The negative opinions surrounding PP just kept appearing to me and overwhelmed me. One thing I had to do for PP is phone bank. Because I assumed that these people were not against PP, I did not expect any negative responses, but I was so wrong. I gave my usual response of “OK. Thank you. Have a nice day,” but some people’s hostile reactions got to me. Here I was making a harmless and polite phone call and in response I got to hear how you “abhor” what “my people” do. As if I am some kind of alien or different kind of human being just because I think a woman has the right to choose what to do with her body. Just because we had differing opinions concerning what PP does and represents does not give them a reason to be rude. Even though I had only listened to two nasty responses, I was still really affected by them. That along with everything else made me think, “If there are so many negative and hostile reactions, there must be something wrong with what I’m doing.” I know that is immature and childish thinking, but for some reason, that thought just filled my mind. Then, of course, my line of thinking went to, “Am I doing something wrong then?” At that point, I just broke.

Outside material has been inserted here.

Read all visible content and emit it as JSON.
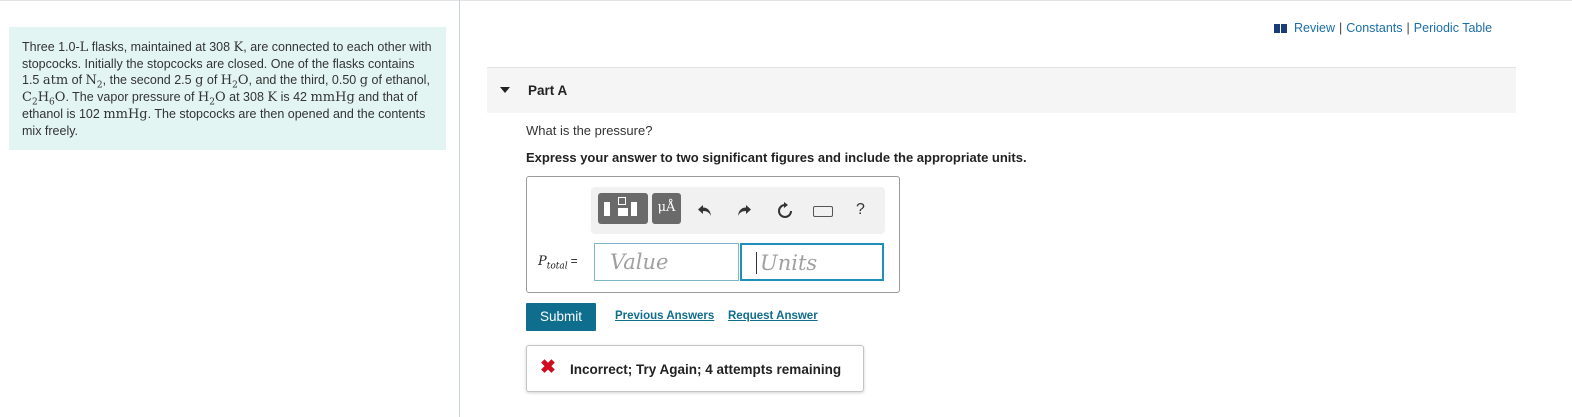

With the help of talking to my mom, I realized that I was absolutely not doing anything wrong. My work with Planned Parenthood reflected a personal opinion of mine, and not everyone agreed with that opinion, which is absolutely fine. I mean, not everyone is going to agree with me that mixing hot chocolate and coffee is absolutely amazing. Or that Sia is an amazing songwriter/singer. It’s a fact that there is always going to be someone who disagrees with you on something. I realized this and I learned to accept that even though I don’t agree with anti-choice protesters and the methods in which they express that, they have the right to do so. But the work that I did with PP this summer is helping millions of women everywhere, and I absolutely proud of that.
Ariana is a guest post contributor to the WCC blog with her ongoing column, The Right Way? Ariana is currently a senior at Bryn Mawr College where she is majoring in Political Science and minoring in Gender and Sexuality Studies. Her intention for the column is to share her experiences during the last two years in her college bubble before she enters the big and scary real world. She hopes you enjoy her posts because she certainly enjoys writing them.